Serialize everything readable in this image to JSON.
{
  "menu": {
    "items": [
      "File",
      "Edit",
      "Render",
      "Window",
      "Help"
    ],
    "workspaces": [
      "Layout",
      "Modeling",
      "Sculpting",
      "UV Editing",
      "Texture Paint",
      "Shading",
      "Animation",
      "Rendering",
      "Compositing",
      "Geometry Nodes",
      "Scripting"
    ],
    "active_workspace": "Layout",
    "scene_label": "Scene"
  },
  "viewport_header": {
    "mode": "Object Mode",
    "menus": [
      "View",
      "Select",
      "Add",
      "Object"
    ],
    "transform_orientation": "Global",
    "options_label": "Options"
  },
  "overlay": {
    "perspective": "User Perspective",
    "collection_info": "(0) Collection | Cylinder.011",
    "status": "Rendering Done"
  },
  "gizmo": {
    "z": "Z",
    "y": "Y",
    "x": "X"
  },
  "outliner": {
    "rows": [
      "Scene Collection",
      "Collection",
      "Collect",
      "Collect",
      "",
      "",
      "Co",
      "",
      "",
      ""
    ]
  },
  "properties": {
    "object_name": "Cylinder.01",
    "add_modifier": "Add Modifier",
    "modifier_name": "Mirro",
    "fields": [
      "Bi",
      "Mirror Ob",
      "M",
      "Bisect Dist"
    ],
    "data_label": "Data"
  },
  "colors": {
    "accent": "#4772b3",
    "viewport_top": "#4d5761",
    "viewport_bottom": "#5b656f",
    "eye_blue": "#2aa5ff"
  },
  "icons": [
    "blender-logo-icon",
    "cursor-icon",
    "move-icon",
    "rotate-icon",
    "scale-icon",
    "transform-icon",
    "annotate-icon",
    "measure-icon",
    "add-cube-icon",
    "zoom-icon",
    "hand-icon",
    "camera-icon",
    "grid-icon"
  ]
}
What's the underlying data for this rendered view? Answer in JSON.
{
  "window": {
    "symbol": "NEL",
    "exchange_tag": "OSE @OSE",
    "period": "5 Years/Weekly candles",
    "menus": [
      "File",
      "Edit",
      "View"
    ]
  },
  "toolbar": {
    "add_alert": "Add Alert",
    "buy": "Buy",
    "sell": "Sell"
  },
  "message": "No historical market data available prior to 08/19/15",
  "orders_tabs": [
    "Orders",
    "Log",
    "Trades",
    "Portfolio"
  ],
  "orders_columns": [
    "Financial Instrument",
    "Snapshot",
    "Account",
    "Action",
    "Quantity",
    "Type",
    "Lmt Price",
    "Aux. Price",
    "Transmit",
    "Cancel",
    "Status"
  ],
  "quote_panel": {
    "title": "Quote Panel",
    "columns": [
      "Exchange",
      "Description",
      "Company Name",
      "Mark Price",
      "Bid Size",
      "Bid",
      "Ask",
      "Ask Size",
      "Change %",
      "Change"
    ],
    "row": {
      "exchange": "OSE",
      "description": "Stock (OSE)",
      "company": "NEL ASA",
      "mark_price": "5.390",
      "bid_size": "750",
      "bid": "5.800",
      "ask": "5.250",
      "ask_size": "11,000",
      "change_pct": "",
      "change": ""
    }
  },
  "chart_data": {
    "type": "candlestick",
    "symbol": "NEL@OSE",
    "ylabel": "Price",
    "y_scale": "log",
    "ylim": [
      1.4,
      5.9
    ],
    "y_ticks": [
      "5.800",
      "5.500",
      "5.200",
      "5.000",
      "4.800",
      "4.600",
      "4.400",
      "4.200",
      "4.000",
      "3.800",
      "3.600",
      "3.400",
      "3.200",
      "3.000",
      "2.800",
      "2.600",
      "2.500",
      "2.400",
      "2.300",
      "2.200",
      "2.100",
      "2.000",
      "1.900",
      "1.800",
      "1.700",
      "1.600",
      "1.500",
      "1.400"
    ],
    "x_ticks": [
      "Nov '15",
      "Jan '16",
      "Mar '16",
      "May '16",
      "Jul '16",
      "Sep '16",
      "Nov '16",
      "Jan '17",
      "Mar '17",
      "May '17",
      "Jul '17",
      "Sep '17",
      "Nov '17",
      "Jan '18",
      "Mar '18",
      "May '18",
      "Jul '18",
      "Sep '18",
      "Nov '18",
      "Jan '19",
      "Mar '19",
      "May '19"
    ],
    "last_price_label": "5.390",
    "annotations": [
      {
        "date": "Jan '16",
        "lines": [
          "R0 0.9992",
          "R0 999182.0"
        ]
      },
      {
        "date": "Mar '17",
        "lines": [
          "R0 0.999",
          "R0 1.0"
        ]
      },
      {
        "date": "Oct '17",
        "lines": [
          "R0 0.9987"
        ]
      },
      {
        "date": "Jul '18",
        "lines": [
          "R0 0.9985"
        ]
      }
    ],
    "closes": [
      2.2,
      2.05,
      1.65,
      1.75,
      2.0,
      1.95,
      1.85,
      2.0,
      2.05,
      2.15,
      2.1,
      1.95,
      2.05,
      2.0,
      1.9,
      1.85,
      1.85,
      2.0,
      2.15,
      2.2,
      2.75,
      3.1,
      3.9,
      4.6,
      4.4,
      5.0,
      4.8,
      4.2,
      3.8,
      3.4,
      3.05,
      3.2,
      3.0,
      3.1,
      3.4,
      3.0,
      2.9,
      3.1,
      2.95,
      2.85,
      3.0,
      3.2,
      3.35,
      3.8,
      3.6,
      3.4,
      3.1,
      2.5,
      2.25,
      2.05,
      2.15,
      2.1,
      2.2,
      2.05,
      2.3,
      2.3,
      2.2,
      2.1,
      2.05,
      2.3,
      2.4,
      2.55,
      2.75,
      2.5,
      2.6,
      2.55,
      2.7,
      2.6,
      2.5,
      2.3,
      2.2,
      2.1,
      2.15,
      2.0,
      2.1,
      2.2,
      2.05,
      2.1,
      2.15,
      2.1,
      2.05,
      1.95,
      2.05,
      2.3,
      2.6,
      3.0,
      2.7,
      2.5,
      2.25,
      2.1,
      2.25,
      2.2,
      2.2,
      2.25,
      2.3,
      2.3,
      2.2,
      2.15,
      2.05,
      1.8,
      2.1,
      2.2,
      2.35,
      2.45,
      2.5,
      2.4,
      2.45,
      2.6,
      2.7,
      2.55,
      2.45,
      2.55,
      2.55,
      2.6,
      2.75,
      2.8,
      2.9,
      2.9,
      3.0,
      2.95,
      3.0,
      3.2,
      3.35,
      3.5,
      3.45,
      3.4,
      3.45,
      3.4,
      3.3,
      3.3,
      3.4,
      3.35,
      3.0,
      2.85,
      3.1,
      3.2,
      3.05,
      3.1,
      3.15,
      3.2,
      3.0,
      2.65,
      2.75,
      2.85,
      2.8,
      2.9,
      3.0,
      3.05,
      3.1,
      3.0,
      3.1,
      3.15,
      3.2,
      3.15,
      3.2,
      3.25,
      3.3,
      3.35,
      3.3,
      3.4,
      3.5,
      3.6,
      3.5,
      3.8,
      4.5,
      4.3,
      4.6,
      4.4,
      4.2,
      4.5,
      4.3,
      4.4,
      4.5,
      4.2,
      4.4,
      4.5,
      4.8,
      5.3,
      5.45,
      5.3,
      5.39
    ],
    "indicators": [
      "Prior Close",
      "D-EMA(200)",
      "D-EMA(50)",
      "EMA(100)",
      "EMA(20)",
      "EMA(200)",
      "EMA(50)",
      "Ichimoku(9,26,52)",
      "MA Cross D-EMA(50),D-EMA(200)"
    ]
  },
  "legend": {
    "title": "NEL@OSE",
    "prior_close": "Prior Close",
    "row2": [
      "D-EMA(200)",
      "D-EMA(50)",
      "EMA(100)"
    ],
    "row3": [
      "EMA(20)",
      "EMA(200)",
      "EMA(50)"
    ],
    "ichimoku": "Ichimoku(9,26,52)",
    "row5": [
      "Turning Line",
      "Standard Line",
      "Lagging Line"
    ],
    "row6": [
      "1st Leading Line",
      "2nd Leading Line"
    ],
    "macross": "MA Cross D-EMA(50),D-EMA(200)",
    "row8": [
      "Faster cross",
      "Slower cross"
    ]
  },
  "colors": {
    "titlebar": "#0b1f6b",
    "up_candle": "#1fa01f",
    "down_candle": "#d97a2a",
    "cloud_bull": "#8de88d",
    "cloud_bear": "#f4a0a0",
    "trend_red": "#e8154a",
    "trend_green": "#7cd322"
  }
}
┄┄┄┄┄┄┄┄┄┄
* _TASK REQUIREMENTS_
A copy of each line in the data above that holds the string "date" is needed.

* _ANSWER BOX_
        "date": "Jan '16",
        "date": "Mar '17",
        "date": "Oct '17",
        "date": "Jul '18",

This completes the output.